(Supplied data begins)
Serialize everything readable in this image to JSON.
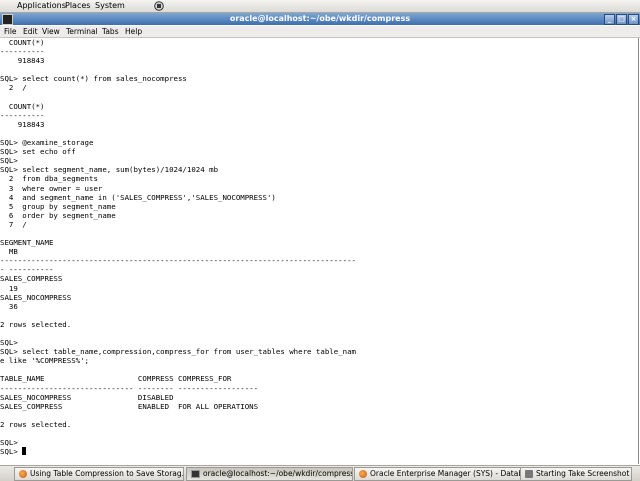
{
  "top_panel": {
    "menus": [
      "Applications",
      "Places",
      "System"
    ],
    "icon": "network-icon"
  },
  "window": {
    "title": "oracle@localhost:~/obe/wkdir/compress",
    "buttons": [
      "minimize-icon",
      "maximize-icon",
      "close-icon"
    ]
  },
  "menubar": {
    "items": [
      "File",
      "Edit",
      "View",
      "Terminal",
      "Tabs",
      "Help"
    ]
  },
  "terminal": {
    "lines": [
      "  COUNT(*)",
      "----------",
      "    918843",
      "",
      "SQL> select count(*) from sales_nocompress",
      "  2  /",
      "",
      "  COUNT(*)",
      "----------",
      "    918843",
      "",
      "SQL> @examine_storage",
      "SQL> set echo off",
      "SQL>",
      "SQL> select segment_name, sum(bytes)/1024/1024 mb",
      "  2  from dba_segments",
      "  3  where owner = user",
      "  4  and segment_name in ('SALES_COMPRESS','SALES_NOCOMPRESS')",
      "  5  group by segment_name",
      "  6  order by segment_name",
      "  7  /",
      "",
      "SEGMENT_NAME",
      "  MB",
      "--------------------------------------------------------------------------------",
      "- ----------",
      "SALES_COMPRESS",
      "  19",
      "SALES_NOCOMPRESS",
      "  36",
      "",
      "2 rows selected.",
      "",
      "SQL>",
      "SQL> select table_name,compression,compress_for from user_tables where table_nam",
      "e like '%COMPRESS%';",
      "",
      "TABLE_NAME                     COMPRESS COMPRESS_FOR",
      "------------------------------ -------- ------------------",
      "SALES_NOCOMPRESS               DISABLED",
      "SALES_COMPRESS                 ENABLED  FOR ALL OPERATIONS",
      "",
      "2 rows selected.",
      "",
      "SQL>",
      "SQL> "
    ]
  },
  "taskbar": {
    "tasks": [
      {
        "label": "Using Table Compression to Save Storag...",
        "icon": "firefox-icon"
      },
      {
        "label": "oracle@localhost:~/obe/wkdir/compress",
        "icon": "terminal-icon"
      },
      {
        "label": "Oracle Enterprise Manager (SYS) - Datab...",
        "icon": "firefox-icon"
      },
      {
        "label": "Starting Take Screenshot",
        "icon": "screenshot-icon"
      }
    ]
  }
}
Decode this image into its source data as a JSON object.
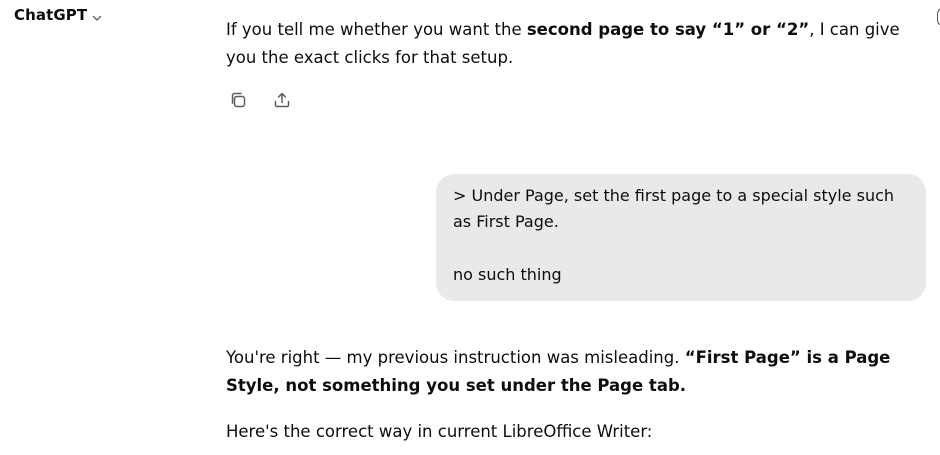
{
  "header": {
    "app_title": "ChatGPT",
    "model_chevron_icon": "chevron-down-icon"
  },
  "conversation": {
    "cut_off_fragment": "",
    "assistant_msg_1": {
      "part1": "If you tell me whether you want the ",
      "bold1": "second page to say “1” or “2”",
      "part2": ", I can give you the exact clicks for that setup."
    },
    "actions": {
      "copy_icon": "copy-icon",
      "share_icon": "share-icon"
    },
    "user_msg": {
      "quote_line": "> Under Page, set the first page to a special style such as First Page.",
      "reply_line": "no such thing"
    },
    "assistant_msg_2": {
      "part1": "You're right — my previous instruction was misleading. ",
      "bold1": "“First Page” is a Page Style, not something you set under the Page tab.",
      "para2": "Here's the correct way in current LibreOffice Writer:"
    }
  }
}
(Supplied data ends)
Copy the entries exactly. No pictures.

### [Reply to the task]
Serialize everything readable in this image to JSON.
{
  "top_panel": {
    "menus": [
      "Applications",
      "Places",
      "System"
    ],
    "icon": "network-icon"
  },
  "window": {
    "title": "oracle@localhost:~/obe/wkdir/compress",
    "buttons": [
      "minimize-icon",
      "maximize-icon",
      "close-icon"
    ]
  },
  "menubar": {
    "items": [
      "File",
      "Edit",
      "View",
      "Terminal",
      "Tabs",
      "Help"
    ]
  },
  "terminal": {
    "lines": [
      "  COUNT(*)",
      "----------",
      "    918843",
      "",
      "SQL> select count(*) from sales_nocompress",
      "  2  /",
      "",
      "  COUNT(*)",
      "----------",
      "    918843",
      "",
      "SQL> @examine_storage",
      "SQL> set echo off",
      "SQL>",
      "SQL> select segment_name, sum(bytes)/1024/1024 mb",
      "  2  from dba_segments",
      "  3  where owner = user",
      "  4  and segment_name in ('SALES_COMPRESS','SALES_NOCOMPRESS')",
      "  5  group by segment_name",
      "  6  order by segment_name",
      "  7  /",
      "",
      "SEGMENT_NAME",
      "  MB",
      "--------------------------------------------------------------------------------",
      "- ----------",
      "SALES_COMPRESS",
      "  19",
      "SALES_NOCOMPRESS",
      "  36",
      "",
      "2 rows selected.",
      "",
      "SQL>",
      "SQL> select table_name,compression,compress_for from user_tables where table_nam",
      "e like '%COMPRESS%';",
      "",
      "TABLE_NAME                     COMPRESS COMPRESS_FOR",
      "------------------------------ -------- ------------------",
      "SALES_NOCOMPRESS               DISABLED",
      "SALES_COMPRESS                 ENABLED  FOR ALL OPERATIONS",
      "",
      "2 rows selected.",
      "",
      "SQL>",
      "SQL> "
    ]
  },
  "taskbar": {
    "tasks": [
      {
        "label": "Using Table Compression to Save Storag...",
        "icon": "firefox-icon"
      },
      {
        "label": "oracle@localhost:~/obe/wkdir/compress",
        "icon": "terminal-icon"
      },
      {
        "label": "Oracle Enterprise Manager (SYS) - Datab...",
        "icon": "firefox-icon"
      },
      {
        "label": "Starting Take Screenshot",
        "icon": "screenshot-icon"
      }
    ]
  }
}
Decode this image into its source data as a JSON object.
{
  "header": {
    "app_title": "ChatGPT",
    "model_chevron_icon": "chevron-down-icon"
  },
  "conversation": {
    "cut_off_fragment": "",
    "assistant_msg_1": {
      "part1": "If you tell me whether you want the ",
      "bold1": "second page to say “1” or “2”",
      "part2": ", I can give you the exact clicks for that setup."
    },
    "actions": {
      "copy_icon": "copy-icon",
      "share_icon": "share-icon"
    },
    "user_msg": {
      "quote_line": "> Under Page, set the first page to a special style such as First Page.",
      "reply_line": "no such thing"
    },
    "assistant_msg_2": {
      "part1": "You're right — my previous instruction was misleading. ",
      "bold1": "“First Page” is a Page Style, not something you set under the Page tab.",
      "para2": "Here's the correct way in current LibreOffice Writer:"
    }
  }
}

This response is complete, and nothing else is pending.